*What this task involves*:
Find every line in the records that holds the string "Drive". Copy each one.

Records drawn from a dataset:
···
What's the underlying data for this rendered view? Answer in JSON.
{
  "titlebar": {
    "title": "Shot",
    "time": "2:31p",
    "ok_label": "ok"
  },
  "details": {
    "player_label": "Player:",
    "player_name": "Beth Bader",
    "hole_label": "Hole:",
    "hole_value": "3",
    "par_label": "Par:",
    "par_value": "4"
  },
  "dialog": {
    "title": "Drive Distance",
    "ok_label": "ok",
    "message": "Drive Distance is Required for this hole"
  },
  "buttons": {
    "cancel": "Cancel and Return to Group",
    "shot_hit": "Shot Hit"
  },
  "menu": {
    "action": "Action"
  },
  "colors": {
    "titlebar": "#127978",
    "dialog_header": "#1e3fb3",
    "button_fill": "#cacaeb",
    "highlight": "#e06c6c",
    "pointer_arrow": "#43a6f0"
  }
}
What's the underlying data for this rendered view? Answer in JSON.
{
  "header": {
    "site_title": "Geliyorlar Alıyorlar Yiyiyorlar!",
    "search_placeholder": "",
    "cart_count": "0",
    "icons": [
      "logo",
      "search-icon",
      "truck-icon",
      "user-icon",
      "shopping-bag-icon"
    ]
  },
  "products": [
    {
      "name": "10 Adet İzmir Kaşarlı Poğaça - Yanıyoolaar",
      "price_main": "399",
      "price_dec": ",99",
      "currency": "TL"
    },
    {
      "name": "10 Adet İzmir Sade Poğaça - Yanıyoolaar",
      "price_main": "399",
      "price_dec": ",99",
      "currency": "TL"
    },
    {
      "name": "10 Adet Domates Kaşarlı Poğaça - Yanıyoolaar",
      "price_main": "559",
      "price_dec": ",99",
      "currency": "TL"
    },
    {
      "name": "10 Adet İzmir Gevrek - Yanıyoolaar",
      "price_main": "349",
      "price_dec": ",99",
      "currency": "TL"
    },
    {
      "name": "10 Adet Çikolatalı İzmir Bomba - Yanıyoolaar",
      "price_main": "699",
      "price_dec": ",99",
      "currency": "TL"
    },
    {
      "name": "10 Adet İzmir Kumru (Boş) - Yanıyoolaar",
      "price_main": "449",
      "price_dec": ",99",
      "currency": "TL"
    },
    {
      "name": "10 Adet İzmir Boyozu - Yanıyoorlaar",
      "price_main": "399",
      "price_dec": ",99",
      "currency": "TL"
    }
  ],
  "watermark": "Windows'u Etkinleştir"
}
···
*Solution for this task*:
    "title": "Drive Distance",
    "message": "Drive Distance is Required for this hole"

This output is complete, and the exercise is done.